Mon 20 Apr 2020

A picnic in the park. Sitting on the grass, eating sandwiches and listening to the sound of bees buzzing in the borders. Simple things that we’re really missing at the moment.

While many of us are stuck at home, newly awakened bumblebee queens are hard at work, collecting pollen and nectar to feed their young. They have woken up from a long winter sleeping underground while they waited for this warm spring weather and the flowers it brings.
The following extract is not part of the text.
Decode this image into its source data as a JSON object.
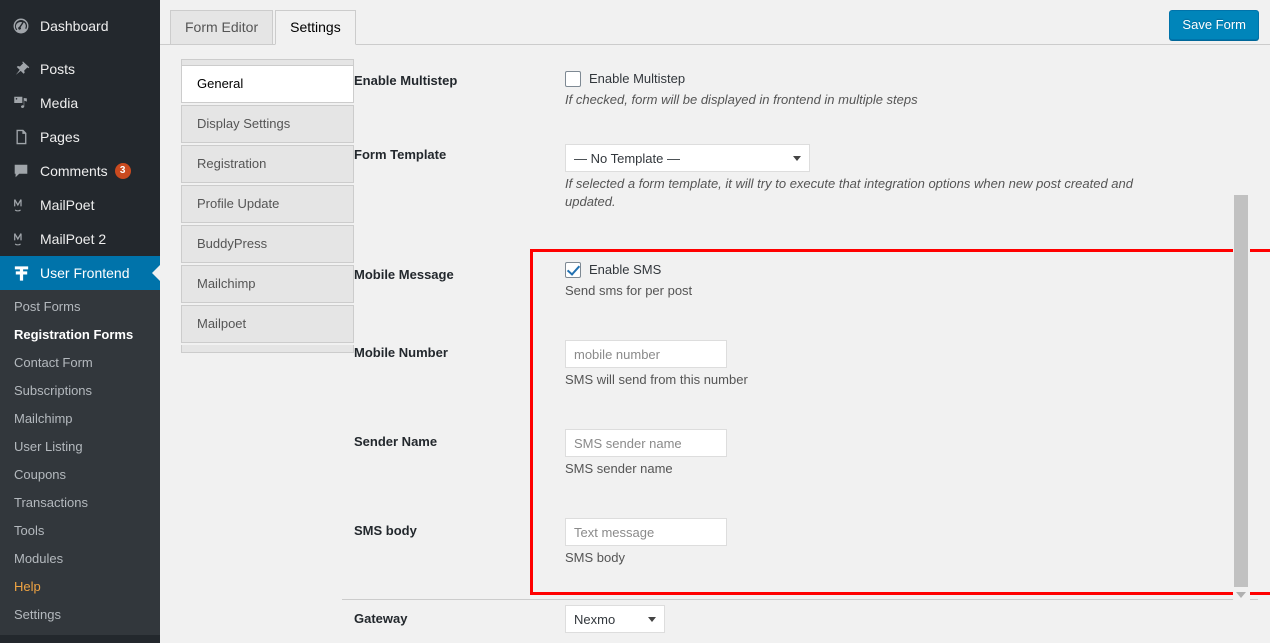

As they weave their way from flower to flower, they carry the pollen that allows those plants to fruit and set seed – creating the tapestry of flowers that covers our gardens and countryside, providing food and shelter for us and for wildlife - as well as a feast for the eyes.

Now as never before we are aware how every minute outside is precious – and while we can’t take as long as we’d like to watch the bumblebees while we’re out for our daily exercise, we can keep our eyes and ears open for them: you’ll hear them before you see them – their loud buzz is why we call them ‘the sound of summer’. If you take your exercise in the park, keep an eye out for our fuzzy friends – who knows, if you’re lucky you may even see a really big bumblebee queen!

But if you can’t get to the park, you can still keep an eye on bumblebees without leaving your home – of the twenty-four different species of bumblebees native to this country, seven are commonly found in gardens. You can find out more about their fascinating lives and how to tell them apart at the Bumblebee Conservation Trust website – www.bumblebeeconservation.org – you’ll also find lot of bumblebee activities there to keep you busy.

And for those of you who are using this time to get a spot of gardening done, the ‘Bee kind’ tool will give you a score for how bumblebee-friendly your garden is – from a window box to a large garden - and suggest how you can improve it (https://beekind.bumblebeeconservation.org). Bumblebees use up lots of energy flying and need to top up with nectar every 40 minutes – but one small bumblebee-friendly flower in a pot is enough – so we can all help keep our bumblebees moving.

Remember, these strange days won’t last forever. And when the time comes, we’ll be able to walk out together and see the work that bumblebees have been doing while we were locked down in our houses – in the summer flowers or the autumn fruit in the hedgerows…

And we’re hoping we’ll have a chance to get together in the park and celebrate our bumblebees before the queens go into hibernation again in the autumn – let’s hope we’ll see you there!